Whether or not the on-call rest period was “indistinguishable” from other parts of the guards’ workday was “without merit,” the panel said. “[S]ection 226.7 does not require that a rest period be distinguishable from the remainder of the workday, it requires only that an employee not be required ‘to work’ during breaks. Even if an employee did nothing but remain on call all day, being equally idle on a rest break does not constitute working.”

Many of the tasks required for a guard on duty—greeting visitors, raising and lowering the flag, monitoring traffic or parking—were required of the guards while on rest periods, the court added. “Admittedly, an on-call guard must return to duty if requested, but … remaining available to work is not the same as performing work.”

The court distinguished the California Supreme Court’s 2012 decision in Brinker Restaurant Corp. v. Superior Court because “it said nothing about an employer’s obligation to relieve an employee of all duty on a rest break,” and concerned meal periods only. Meal breaks and rest breaks are qualitatively different, and Brinker applies to the mandate of Subdivision 11(A), but not Subdivision 12(A), the court said.

As for Mendiola v. CPS Security Solutions, the panel cited the decision for the proposition that not all employees at work actually perform work. “[A]n employer, if he chooses, may hire a man to do nothing, or to do nothing but wait for something to happen … [I]dleness plays a part in all employments in a stand-by capacity.”

“Remaining on call is an example,” the panel wrote. “On-call status is a state of being, not an action. But section 226.7 prohibits only the action, not the status.

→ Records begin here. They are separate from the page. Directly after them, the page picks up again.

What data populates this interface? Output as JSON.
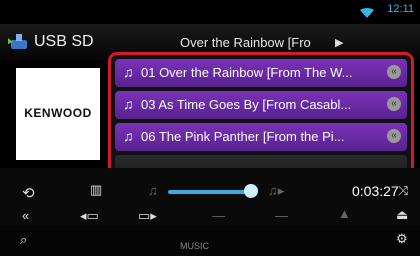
{
  "status": {
    "clock": "12:11",
    "wifi_icon": "wifi-icon"
  },
  "header": {
    "source_label": "USB SD",
    "now_playing": "Over the Rainbow [Fro"
  },
  "cover": {
    "brand_text": "KENWOOD"
  },
  "playlist": {
    "items": [
      {
        "label": "01 Over the Rainbow [From The W...",
        "selected": true
      },
      {
        "label": "03 As Time Goes By [From Casabl...",
        "selected": true
      },
      {
        "label": "06 The Pink Panther [From the Pi...",
        "selected": true
      },
      {
        "label": "",
        "selected": false
      }
    ]
  },
  "transport": {
    "time": "0:03:27",
    "progress": 0.55
  },
  "bottom": {
    "label": "MUSIC"
  }
}
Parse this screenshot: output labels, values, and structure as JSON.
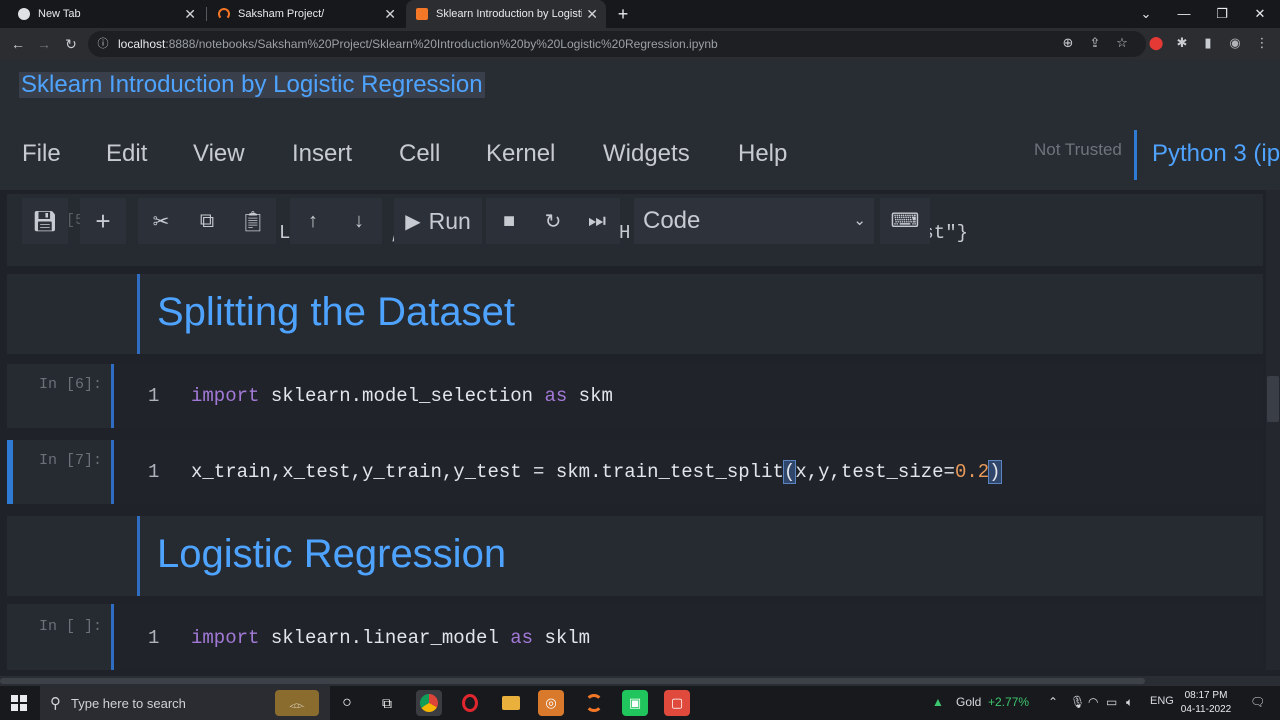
{
  "browser": {
    "tabs": [
      {
        "label": "New Tab"
      },
      {
        "label": "Saksham Project/"
      },
      {
        "label": "Sklearn Introduction by Logistic R"
      }
    ],
    "new_tab_symbol": "+",
    "url_host": "localhost",
    "url_path": ":8888/notebooks/Saksham%20Project/Sklearn%20Introduction%20by%20Logistic%20Regression.ipynb",
    "icons": [
      "back-icon",
      "forward-icon",
      "reload-icon",
      "info-icon",
      "zoom-icon",
      "share-icon",
      "star-icon",
      "extension-icon",
      "puzzle-icon",
      "sidebar-icon",
      "profile-icon",
      "menu-icon"
    ]
  },
  "jupyter": {
    "notebook_title": "Sklearn Introduction by Logistic Regression",
    "menu": [
      "File",
      "Edit",
      "View",
      "Insert",
      "Cell",
      "Kernel",
      "Widgets",
      "Help"
    ],
    "trust_status": "Not Trusted",
    "kernel_name": "Python 3 (ip",
    "toolbar": {
      "run_label": "Run",
      "cell_type": "Code"
    },
    "accent_color": "#4ea3ff"
  },
  "cells": {
    "prev_cell": {
      "prompt": "In [5]:",
      "code_fragment_left": "L",
      "code_fragment_comma": ",",
      "code_fragment_mid": "H:",
      "code_fragment_right": "i",
      "code_fragment_end": "ost\"}"
    },
    "md1": {
      "text": "Splitting the Dataset"
    },
    "c6": {
      "prompt": "In [6]:",
      "line": "1",
      "kw1": "import",
      "mod": " sklearn.model_selection ",
      "kw2": "as",
      "alias": " skm"
    },
    "c7": {
      "prompt": "In [7]:",
      "line": "1",
      "code_a": "x_train,x_test,y_train,y_test = skm.train_test_split",
      "open": "(",
      "code_b": "x,y,test_size=",
      "num": "0.2",
      "close": ")"
    },
    "md2": {
      "text": "Logistic Regression"
    },
    "c8": {
      "prompt": "In [ ]:",
      "line": "1",
      "kw1": "import",
      "mod": " sklearn.linear_model ",
      "kw2": "as",
      "alias": " sklm"
    }
  },
  "taskbar": {
    "search_placeholder": "Type here to search",
    "stock_name": "Gold",
    "stock_change": "+2.77%",
    "language": "ENG",
    "time": "08:17 PM",
    "date": "04-11-2022"
  }
}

In other words, it prohibits only working during a rest break, not remaining available to work.”

Reversing summary judgment in favor of the class as well as the damage awards, the court left intact the class certification order.

The class filed a petition for review with the California Supreme Court, which was granted on May 29. The state’s highest court said it will consider whether Section 226.7 and Wage Order 4 “require that employees be relieved of all duties during rest breaks,” as well as if “security guards who remain on call during rest breaks [are] performing work during that time under the analysis of Mendiola.”

To read the appellate court’s decision in Augustus v. ABM Security Services, click here.

To read the California Supreme Court’s grant of review, click here.